- _EXERCISE GOAL_: Count the lines below holding "this" and answer with that number only.

___ TASK DATA

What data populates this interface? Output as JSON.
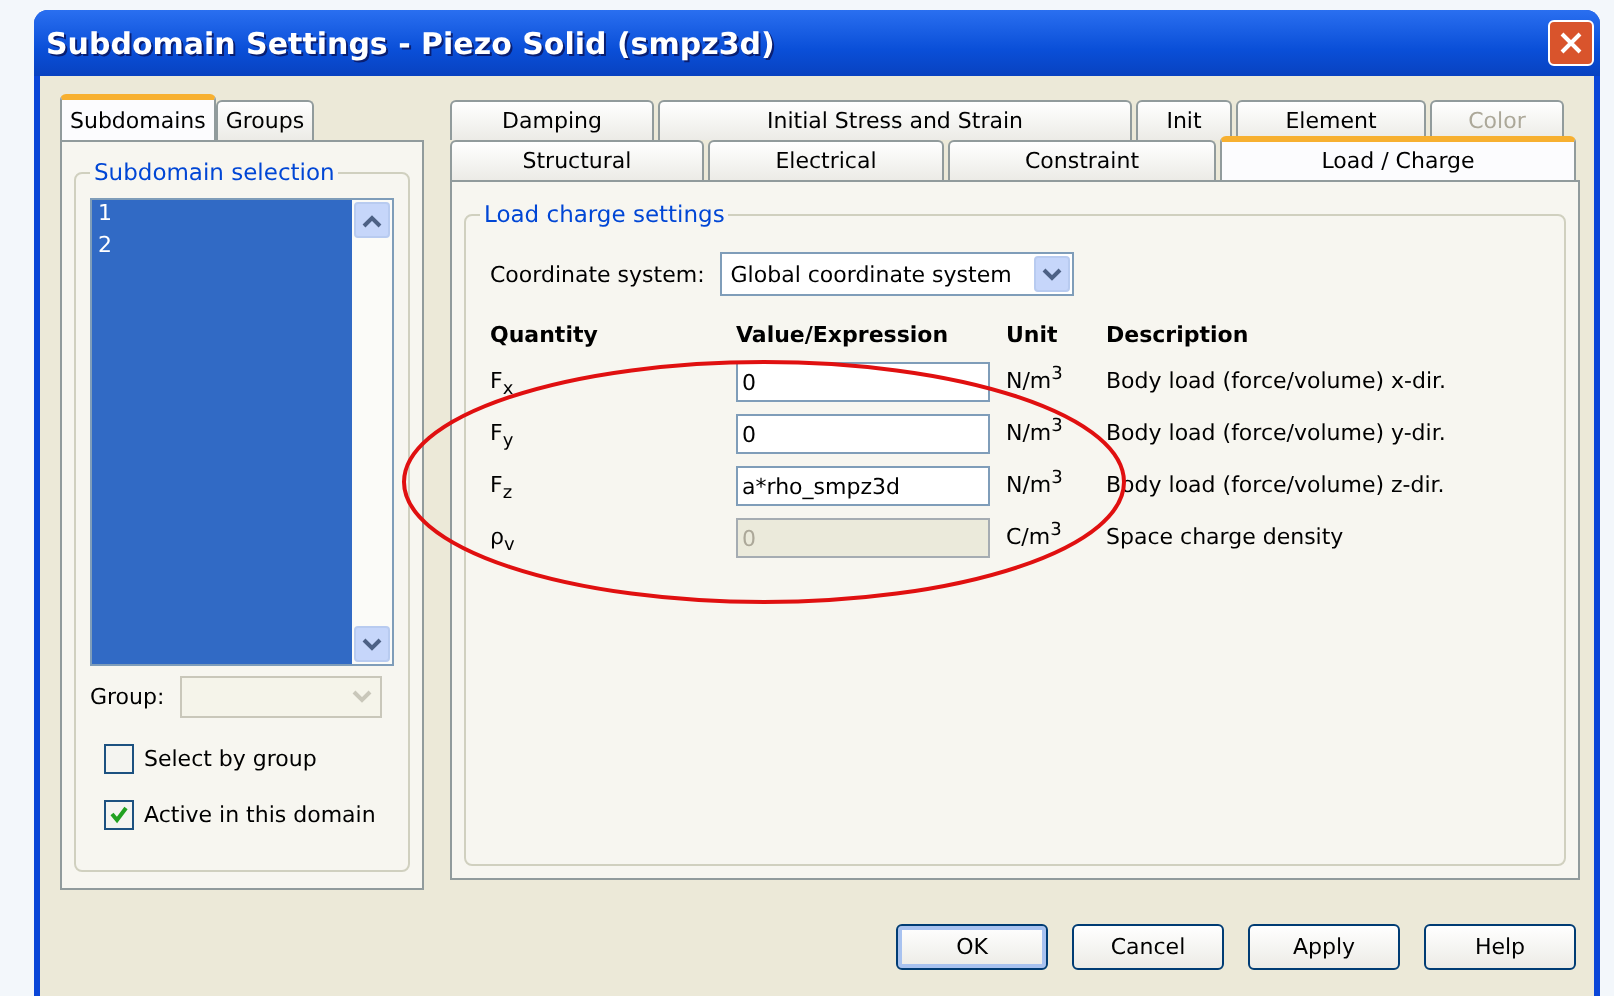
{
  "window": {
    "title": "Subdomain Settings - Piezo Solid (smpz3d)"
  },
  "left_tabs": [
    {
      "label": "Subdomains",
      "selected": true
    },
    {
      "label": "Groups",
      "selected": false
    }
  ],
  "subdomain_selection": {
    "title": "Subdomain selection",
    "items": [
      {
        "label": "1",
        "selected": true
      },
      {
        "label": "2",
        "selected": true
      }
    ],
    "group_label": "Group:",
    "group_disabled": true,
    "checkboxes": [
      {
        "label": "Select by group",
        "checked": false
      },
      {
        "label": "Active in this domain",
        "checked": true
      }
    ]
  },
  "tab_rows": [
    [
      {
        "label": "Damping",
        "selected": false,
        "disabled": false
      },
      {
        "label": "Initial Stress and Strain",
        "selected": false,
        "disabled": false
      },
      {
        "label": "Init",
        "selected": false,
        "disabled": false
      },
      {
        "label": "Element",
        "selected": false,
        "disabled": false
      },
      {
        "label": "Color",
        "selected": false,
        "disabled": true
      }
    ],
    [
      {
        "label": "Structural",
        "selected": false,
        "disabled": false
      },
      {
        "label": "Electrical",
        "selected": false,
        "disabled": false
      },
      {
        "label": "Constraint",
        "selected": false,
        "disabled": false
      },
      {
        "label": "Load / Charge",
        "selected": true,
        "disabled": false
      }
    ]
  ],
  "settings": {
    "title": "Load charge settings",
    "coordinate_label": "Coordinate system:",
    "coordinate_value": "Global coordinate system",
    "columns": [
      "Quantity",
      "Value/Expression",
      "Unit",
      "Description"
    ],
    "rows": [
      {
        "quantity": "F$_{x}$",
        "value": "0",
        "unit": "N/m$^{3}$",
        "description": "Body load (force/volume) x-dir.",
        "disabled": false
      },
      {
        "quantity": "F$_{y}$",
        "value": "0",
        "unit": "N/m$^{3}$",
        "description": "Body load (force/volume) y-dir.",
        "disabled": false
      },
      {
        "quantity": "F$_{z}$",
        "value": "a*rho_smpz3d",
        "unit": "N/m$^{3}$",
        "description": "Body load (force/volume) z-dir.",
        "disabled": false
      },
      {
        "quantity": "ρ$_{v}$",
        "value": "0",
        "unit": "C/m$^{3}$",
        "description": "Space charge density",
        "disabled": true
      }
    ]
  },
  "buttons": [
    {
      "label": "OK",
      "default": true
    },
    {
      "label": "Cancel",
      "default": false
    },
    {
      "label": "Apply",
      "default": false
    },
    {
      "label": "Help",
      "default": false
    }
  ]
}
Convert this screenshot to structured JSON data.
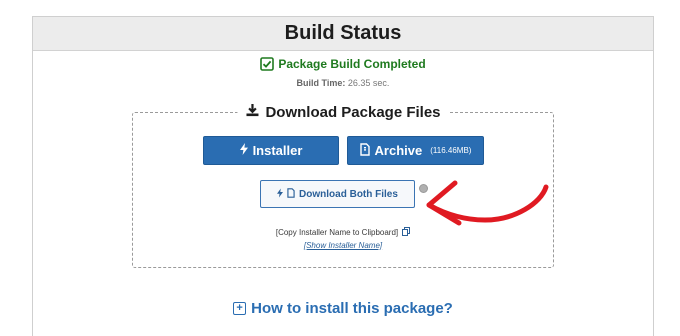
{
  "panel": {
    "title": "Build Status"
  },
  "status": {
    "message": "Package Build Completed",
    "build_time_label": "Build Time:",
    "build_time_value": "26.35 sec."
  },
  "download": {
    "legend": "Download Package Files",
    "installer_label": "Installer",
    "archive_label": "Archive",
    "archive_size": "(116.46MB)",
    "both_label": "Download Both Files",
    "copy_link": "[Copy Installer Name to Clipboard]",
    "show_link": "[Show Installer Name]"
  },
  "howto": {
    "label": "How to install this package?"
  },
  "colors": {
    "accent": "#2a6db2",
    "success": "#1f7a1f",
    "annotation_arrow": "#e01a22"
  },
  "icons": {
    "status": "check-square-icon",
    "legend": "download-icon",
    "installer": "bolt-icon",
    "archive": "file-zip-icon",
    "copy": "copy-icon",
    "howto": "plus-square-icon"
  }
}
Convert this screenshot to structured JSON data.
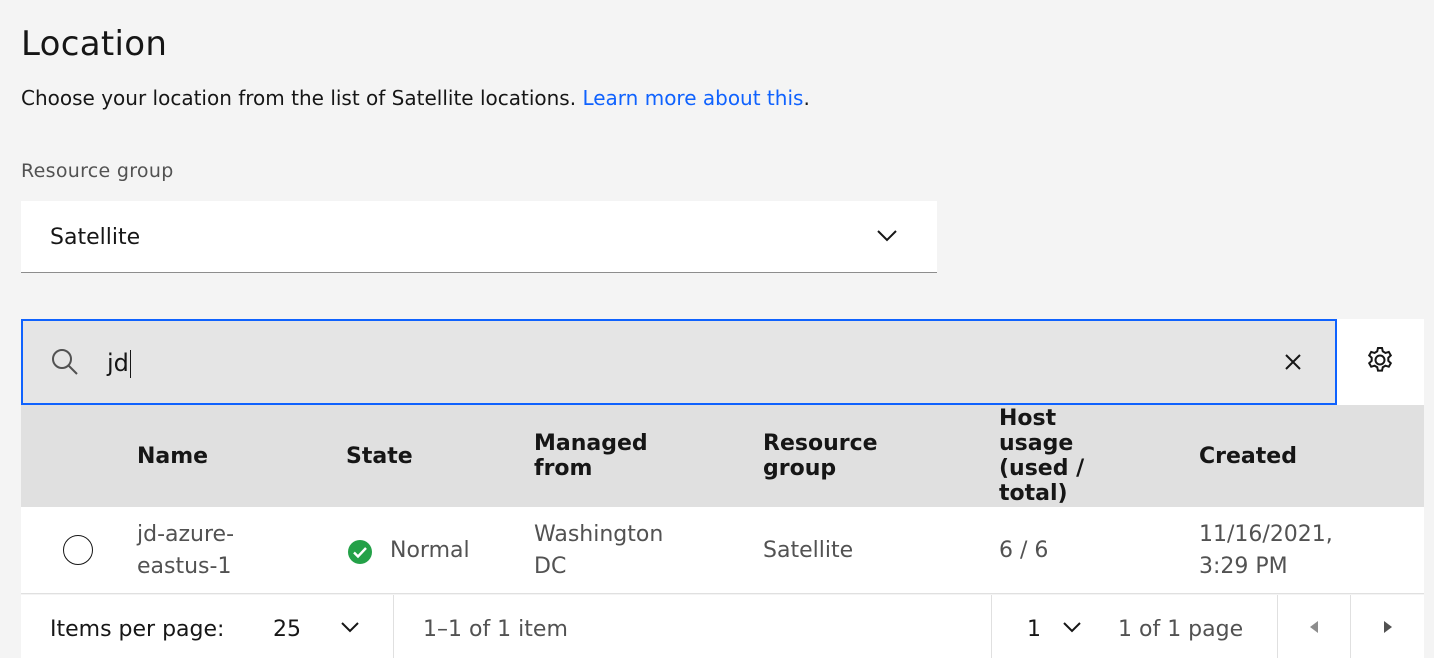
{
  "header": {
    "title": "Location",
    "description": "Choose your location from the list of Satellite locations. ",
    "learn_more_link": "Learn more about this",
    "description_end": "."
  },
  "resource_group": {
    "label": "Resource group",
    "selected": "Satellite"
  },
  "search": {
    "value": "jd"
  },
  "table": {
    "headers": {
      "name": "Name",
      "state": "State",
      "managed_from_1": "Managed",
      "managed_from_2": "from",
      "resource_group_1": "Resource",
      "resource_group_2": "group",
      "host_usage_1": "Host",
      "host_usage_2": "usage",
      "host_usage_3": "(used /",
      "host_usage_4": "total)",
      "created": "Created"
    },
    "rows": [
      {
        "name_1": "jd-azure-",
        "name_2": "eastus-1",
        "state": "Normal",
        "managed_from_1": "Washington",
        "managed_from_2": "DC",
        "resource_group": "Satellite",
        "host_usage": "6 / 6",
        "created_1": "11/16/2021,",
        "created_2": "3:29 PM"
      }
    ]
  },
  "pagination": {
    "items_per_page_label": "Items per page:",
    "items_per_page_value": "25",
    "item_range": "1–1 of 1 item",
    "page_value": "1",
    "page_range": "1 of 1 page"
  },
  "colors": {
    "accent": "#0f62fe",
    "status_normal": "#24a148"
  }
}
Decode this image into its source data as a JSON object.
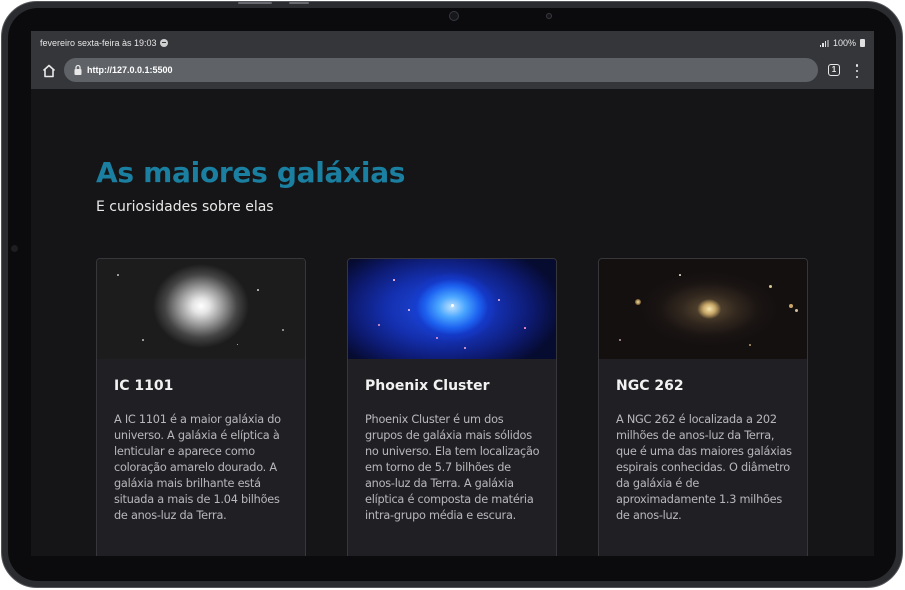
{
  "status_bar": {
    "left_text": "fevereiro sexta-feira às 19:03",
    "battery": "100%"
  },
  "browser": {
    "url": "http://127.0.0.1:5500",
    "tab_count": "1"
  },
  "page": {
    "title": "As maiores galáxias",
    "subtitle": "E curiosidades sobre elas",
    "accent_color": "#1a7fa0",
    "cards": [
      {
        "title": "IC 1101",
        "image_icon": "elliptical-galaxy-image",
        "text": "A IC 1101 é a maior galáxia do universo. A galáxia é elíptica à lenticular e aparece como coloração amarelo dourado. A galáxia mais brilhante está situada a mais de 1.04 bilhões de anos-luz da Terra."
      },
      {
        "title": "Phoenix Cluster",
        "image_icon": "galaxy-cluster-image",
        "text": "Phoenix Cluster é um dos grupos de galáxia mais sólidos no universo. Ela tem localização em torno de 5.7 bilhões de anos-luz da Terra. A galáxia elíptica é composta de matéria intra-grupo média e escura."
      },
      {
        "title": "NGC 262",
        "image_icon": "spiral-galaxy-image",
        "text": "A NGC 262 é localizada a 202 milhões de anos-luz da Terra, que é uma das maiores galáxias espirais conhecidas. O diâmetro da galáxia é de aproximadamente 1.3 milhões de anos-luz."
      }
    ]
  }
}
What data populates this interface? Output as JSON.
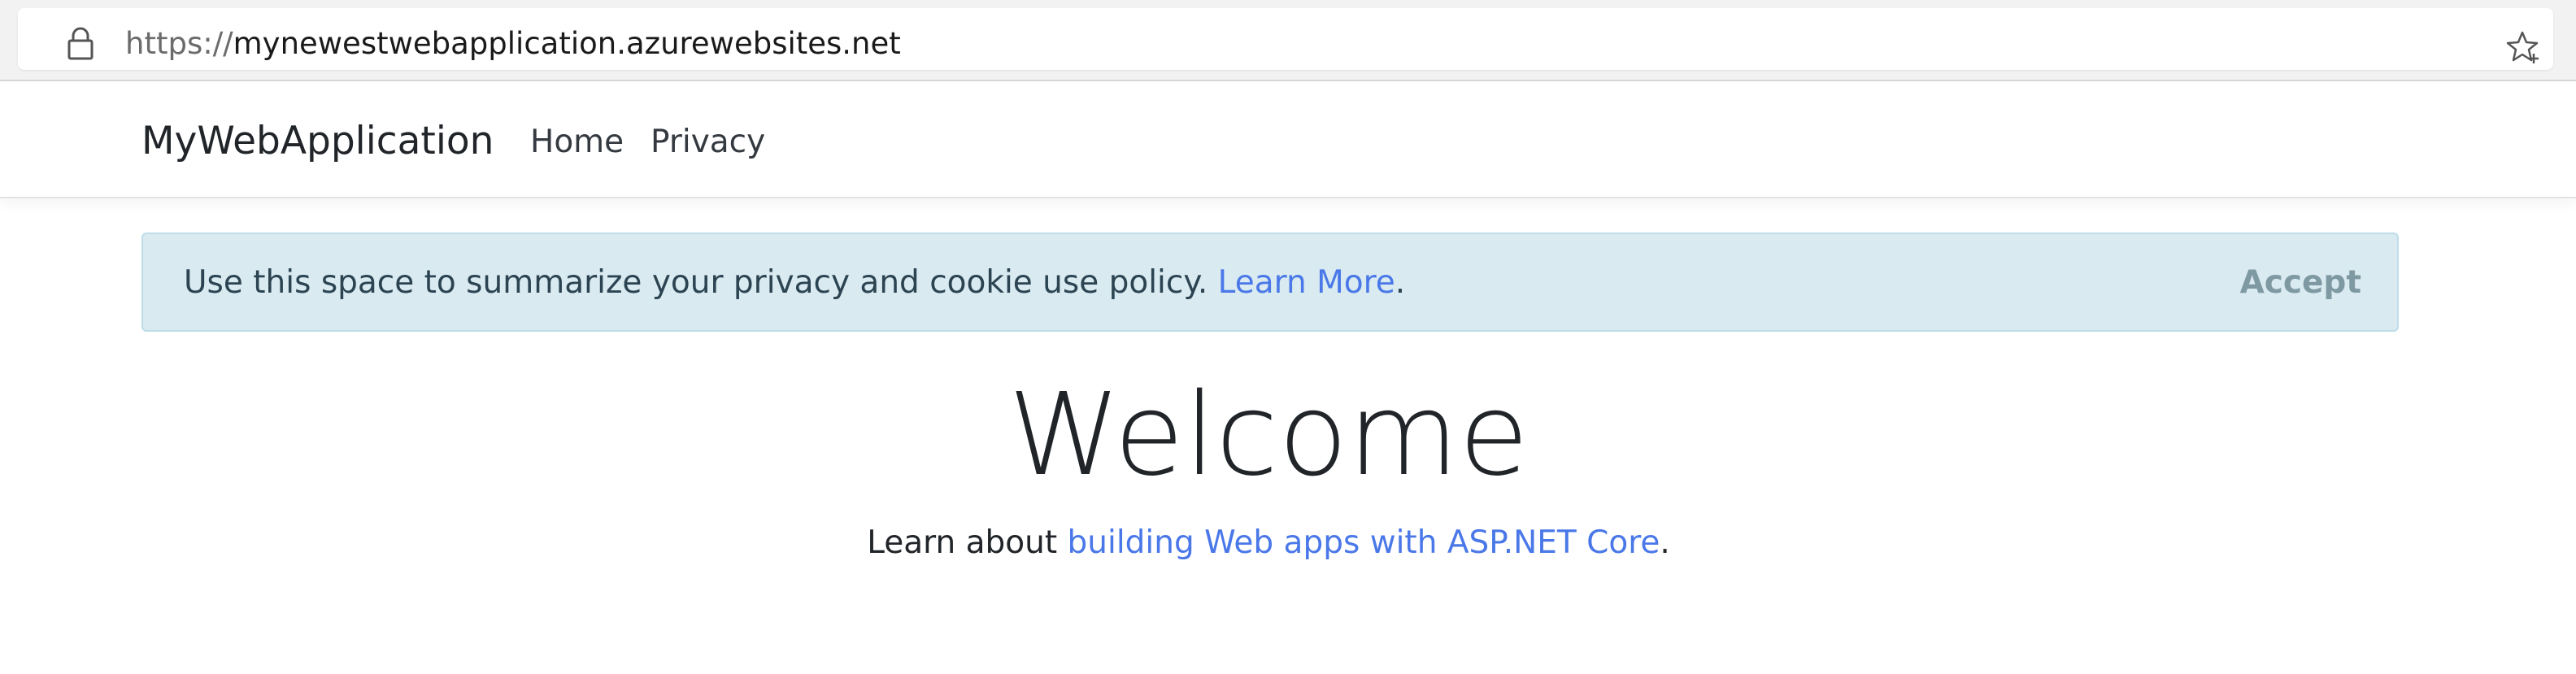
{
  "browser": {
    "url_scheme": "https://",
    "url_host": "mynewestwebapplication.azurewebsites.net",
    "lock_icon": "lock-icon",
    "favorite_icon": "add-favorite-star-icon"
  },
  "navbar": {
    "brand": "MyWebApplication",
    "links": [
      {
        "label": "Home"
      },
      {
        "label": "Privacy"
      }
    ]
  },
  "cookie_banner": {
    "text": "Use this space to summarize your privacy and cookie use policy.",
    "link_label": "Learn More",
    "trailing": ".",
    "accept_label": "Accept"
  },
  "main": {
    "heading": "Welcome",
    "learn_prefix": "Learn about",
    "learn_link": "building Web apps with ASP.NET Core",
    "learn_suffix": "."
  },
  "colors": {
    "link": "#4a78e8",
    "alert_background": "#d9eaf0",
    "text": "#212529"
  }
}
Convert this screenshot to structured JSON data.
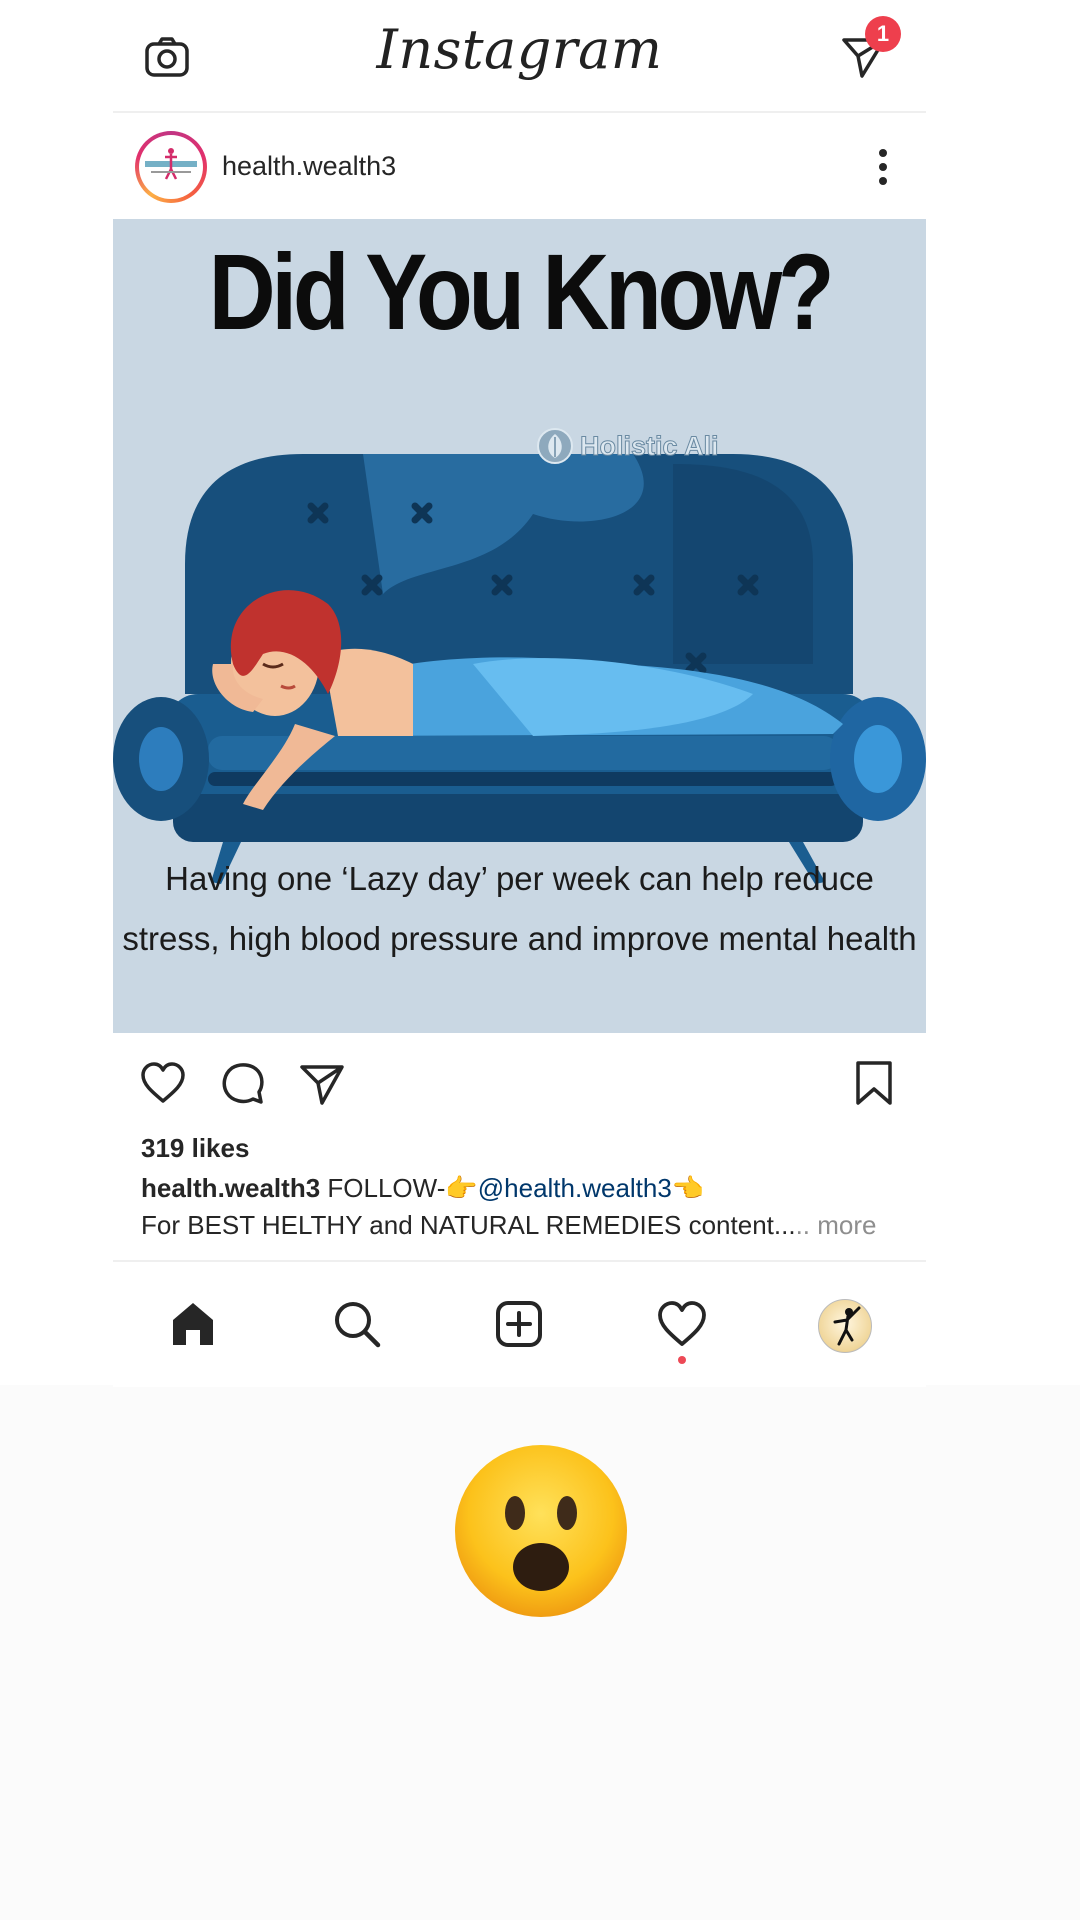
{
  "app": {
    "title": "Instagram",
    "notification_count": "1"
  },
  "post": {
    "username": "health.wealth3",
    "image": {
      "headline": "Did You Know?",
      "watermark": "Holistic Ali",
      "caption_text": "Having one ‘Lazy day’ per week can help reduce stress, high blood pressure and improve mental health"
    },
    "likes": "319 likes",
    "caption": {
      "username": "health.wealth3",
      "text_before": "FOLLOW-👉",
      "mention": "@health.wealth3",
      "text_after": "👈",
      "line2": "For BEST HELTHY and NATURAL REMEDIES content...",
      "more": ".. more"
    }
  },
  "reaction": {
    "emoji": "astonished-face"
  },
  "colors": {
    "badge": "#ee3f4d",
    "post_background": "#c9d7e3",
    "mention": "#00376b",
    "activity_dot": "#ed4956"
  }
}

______

- _ANSWER_: 10